Directions for this task –
Scan the entries line by line and return those with "date".

Given data –
>>>>>
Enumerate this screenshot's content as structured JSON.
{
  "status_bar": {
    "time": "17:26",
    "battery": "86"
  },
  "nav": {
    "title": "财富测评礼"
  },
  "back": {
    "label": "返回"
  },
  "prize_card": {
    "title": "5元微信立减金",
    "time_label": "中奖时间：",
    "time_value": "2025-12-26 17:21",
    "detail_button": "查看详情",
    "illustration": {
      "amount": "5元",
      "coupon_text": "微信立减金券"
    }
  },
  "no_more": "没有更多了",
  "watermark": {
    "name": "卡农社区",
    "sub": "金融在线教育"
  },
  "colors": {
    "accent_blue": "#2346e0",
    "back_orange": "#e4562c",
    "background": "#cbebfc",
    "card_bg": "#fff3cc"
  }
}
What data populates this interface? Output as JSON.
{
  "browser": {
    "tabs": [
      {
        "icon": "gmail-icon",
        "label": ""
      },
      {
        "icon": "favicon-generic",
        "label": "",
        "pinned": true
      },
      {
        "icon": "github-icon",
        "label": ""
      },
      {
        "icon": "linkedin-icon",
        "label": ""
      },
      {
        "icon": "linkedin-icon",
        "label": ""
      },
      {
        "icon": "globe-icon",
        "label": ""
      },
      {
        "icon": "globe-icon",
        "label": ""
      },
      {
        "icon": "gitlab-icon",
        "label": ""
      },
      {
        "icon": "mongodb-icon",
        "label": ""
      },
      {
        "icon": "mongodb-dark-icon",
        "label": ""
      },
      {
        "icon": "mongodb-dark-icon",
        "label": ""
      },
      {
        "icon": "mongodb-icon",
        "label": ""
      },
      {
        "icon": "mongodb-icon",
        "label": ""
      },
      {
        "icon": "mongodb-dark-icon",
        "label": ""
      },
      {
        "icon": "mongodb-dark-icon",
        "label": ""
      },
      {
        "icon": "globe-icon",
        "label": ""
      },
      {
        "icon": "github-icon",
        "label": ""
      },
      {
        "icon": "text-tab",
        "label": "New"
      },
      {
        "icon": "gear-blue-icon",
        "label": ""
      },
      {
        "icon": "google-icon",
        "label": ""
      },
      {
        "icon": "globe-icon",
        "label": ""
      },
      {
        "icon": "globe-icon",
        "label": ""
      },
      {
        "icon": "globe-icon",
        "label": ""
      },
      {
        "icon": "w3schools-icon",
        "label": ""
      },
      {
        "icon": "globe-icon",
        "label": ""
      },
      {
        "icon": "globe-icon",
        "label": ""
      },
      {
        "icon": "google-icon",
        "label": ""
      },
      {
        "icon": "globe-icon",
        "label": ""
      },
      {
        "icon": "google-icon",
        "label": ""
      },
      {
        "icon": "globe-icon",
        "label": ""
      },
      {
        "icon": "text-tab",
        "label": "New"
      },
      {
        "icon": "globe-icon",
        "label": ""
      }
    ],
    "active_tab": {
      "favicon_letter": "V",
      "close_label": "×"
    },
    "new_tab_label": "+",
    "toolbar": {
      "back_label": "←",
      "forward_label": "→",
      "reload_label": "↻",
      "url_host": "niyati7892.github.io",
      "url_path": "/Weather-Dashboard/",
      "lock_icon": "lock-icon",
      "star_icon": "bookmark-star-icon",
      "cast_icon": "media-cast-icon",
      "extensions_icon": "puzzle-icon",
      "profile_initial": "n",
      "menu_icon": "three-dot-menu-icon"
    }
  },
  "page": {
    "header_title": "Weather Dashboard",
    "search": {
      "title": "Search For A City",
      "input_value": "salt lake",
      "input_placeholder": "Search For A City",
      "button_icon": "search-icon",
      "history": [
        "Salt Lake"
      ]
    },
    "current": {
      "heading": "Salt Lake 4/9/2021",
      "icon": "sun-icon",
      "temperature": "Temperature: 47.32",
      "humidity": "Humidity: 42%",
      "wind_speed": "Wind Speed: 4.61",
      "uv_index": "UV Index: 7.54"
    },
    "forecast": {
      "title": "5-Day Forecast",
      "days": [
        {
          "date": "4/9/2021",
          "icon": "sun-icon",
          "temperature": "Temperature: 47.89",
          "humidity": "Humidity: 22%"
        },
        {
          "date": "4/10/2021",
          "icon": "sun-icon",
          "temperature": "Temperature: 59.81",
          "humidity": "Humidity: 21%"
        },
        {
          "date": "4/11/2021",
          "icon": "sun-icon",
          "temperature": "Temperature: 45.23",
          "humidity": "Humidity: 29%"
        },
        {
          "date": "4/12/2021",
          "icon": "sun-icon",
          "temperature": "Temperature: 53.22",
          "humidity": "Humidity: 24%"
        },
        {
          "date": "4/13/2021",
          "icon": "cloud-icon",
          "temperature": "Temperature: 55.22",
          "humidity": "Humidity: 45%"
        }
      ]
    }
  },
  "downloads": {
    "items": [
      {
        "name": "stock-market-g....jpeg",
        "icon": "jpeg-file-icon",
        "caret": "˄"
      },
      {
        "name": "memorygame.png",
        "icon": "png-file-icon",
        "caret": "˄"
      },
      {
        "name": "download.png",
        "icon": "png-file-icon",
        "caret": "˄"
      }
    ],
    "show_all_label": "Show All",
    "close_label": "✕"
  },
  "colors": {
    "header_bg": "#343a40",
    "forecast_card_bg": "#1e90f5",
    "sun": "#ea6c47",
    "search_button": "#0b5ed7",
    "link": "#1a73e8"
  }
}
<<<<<
Result for this exercise –
          "date": "4/9/2021",
          "date": "4/10/2021",
          "date": "4/11/2021",
          "date": "4/12/2021",
          "date": "4/13/2021",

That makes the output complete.